Directions: Scan the entries below. Report each line where the string "username" occurs.

(Beginning of Recorded data)

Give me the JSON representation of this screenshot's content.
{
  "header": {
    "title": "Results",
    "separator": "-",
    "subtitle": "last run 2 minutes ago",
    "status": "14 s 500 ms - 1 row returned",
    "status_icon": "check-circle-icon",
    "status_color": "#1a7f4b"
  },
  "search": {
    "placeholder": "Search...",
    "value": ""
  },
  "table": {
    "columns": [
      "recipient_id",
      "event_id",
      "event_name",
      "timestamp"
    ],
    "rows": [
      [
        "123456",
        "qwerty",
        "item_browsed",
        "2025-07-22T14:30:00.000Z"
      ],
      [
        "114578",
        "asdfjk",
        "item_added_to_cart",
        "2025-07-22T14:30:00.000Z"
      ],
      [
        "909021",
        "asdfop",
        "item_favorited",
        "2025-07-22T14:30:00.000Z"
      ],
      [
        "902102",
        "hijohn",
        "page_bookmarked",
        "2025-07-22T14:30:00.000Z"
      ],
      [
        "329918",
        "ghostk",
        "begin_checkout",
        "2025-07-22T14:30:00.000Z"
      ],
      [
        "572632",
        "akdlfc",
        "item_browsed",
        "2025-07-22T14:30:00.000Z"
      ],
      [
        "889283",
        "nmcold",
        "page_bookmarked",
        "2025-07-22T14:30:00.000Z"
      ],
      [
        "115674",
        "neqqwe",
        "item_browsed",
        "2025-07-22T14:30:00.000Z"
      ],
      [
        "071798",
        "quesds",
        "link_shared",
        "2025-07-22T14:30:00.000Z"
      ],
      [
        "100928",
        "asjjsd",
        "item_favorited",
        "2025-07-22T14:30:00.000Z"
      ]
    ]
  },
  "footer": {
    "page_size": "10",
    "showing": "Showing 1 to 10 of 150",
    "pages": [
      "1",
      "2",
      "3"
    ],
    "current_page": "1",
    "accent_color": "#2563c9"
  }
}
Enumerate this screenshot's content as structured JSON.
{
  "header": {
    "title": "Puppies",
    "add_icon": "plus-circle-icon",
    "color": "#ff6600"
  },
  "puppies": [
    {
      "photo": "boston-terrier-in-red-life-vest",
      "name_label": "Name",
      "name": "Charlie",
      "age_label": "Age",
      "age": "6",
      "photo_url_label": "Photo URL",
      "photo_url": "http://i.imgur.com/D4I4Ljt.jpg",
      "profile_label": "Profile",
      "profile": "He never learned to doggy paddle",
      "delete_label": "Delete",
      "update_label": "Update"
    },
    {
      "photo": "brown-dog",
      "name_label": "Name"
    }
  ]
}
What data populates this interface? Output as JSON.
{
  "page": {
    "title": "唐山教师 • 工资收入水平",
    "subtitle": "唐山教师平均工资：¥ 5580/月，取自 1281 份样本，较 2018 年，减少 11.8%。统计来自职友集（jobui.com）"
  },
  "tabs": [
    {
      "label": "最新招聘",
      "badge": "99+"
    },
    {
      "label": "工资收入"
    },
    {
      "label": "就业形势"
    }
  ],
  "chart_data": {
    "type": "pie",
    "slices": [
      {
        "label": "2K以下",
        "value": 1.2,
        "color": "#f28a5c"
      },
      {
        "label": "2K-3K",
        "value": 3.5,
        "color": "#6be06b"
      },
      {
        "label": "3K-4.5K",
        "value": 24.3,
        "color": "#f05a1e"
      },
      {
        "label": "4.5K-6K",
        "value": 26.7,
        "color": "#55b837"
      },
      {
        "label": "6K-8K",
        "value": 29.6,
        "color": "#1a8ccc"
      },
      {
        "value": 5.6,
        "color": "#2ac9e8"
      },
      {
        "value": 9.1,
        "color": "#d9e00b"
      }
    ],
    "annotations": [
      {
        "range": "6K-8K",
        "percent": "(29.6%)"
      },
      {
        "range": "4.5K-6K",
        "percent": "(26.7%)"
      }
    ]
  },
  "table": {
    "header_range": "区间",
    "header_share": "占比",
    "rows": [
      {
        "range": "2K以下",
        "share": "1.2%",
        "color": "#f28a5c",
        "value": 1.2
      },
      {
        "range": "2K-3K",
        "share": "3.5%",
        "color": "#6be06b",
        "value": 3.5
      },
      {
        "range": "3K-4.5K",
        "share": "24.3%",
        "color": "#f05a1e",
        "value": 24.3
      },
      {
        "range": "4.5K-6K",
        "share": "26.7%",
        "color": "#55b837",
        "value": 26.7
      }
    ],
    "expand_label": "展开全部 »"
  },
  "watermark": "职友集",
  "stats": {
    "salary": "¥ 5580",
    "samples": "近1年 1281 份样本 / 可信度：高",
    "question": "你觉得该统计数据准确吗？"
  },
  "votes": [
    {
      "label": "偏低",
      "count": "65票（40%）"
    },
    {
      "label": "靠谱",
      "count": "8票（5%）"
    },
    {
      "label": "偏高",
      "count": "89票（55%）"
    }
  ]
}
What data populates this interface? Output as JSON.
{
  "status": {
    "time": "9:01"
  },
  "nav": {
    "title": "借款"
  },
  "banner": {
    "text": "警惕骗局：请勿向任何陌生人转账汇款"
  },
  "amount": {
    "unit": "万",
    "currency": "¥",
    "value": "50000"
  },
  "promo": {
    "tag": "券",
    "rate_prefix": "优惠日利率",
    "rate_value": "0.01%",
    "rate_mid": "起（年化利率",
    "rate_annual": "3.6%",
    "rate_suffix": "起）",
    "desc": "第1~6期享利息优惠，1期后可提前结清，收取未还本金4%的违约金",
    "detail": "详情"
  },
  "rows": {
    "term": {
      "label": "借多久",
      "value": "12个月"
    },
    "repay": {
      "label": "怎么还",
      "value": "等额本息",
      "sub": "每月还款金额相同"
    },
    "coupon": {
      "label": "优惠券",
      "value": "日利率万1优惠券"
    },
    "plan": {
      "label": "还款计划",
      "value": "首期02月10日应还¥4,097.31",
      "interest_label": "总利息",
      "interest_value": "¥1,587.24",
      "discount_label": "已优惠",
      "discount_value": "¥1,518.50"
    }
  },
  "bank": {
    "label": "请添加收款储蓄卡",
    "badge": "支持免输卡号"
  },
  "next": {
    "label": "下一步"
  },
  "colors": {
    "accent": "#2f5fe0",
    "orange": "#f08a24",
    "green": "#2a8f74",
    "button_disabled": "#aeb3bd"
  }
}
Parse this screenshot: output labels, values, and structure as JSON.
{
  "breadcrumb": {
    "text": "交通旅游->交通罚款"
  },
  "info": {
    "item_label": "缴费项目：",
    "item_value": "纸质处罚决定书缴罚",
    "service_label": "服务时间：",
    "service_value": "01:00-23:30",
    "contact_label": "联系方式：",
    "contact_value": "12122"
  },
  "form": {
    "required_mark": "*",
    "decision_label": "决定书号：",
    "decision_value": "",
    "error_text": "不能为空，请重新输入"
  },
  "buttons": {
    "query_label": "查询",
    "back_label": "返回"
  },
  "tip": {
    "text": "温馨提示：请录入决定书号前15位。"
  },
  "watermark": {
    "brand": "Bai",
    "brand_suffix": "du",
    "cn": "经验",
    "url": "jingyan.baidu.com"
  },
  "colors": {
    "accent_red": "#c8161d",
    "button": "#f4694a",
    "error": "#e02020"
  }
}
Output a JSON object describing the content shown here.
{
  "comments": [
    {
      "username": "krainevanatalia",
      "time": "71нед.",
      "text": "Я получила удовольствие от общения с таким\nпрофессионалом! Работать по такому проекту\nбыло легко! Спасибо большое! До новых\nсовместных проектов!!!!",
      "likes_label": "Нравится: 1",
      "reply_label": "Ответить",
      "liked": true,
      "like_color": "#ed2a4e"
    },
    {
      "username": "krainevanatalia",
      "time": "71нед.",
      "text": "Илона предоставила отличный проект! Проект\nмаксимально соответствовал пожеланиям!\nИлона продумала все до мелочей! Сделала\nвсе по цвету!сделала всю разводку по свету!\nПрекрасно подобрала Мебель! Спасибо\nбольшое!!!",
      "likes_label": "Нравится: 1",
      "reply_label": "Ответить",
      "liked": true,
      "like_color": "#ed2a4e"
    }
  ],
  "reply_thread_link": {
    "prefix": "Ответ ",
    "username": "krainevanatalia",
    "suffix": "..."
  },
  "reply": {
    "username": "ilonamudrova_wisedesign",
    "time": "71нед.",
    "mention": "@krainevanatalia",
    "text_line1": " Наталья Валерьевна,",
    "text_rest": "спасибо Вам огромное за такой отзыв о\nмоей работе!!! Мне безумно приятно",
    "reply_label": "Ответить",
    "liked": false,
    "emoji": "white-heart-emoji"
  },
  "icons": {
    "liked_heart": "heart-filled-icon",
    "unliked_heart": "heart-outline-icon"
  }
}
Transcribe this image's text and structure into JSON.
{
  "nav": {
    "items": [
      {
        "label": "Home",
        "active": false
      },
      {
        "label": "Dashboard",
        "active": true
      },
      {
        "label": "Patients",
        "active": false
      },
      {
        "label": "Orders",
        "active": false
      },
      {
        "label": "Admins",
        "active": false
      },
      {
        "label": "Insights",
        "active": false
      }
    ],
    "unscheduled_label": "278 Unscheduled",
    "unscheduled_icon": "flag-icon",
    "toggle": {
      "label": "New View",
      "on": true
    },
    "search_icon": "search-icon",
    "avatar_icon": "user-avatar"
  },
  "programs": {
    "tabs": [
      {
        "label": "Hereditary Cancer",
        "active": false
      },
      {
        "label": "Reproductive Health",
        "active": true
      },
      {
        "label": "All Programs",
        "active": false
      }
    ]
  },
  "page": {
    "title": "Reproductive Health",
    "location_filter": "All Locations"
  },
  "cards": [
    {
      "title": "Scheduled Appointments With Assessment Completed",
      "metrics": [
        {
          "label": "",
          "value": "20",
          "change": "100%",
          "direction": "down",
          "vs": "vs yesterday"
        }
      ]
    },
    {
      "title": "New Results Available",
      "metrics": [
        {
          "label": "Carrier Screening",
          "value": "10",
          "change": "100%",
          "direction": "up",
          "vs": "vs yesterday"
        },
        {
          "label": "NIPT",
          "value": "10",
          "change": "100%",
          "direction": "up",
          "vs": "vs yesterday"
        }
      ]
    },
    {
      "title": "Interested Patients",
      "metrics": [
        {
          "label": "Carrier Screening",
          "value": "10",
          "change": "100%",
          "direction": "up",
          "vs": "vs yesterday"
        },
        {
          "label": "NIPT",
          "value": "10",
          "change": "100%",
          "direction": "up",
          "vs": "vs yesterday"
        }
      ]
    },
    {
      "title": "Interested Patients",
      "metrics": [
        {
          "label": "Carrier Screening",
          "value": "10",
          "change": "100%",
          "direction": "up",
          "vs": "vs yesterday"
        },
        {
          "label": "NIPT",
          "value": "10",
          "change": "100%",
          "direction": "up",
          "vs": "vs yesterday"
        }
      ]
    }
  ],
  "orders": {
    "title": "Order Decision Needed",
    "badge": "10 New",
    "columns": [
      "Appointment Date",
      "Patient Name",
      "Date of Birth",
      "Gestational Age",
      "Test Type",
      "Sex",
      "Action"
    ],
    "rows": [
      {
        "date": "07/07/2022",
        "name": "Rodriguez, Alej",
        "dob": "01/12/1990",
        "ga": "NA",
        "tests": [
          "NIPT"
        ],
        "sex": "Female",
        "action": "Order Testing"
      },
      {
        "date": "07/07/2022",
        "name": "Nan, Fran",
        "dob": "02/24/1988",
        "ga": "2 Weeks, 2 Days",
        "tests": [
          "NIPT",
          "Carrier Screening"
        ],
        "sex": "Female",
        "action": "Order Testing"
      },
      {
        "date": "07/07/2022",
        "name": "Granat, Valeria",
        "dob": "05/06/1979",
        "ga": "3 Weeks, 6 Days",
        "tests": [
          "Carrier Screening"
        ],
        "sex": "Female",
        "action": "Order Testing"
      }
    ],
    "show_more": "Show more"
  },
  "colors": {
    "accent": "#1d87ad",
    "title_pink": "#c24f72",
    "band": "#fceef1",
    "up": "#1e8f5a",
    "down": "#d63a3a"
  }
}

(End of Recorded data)

Solution for this exercise:
      "username": "krainevanatalia",
      "username": "krainevanatalia",
    "username": "krainevanatalia",
    "username": "ilonamudrova_wisedesign",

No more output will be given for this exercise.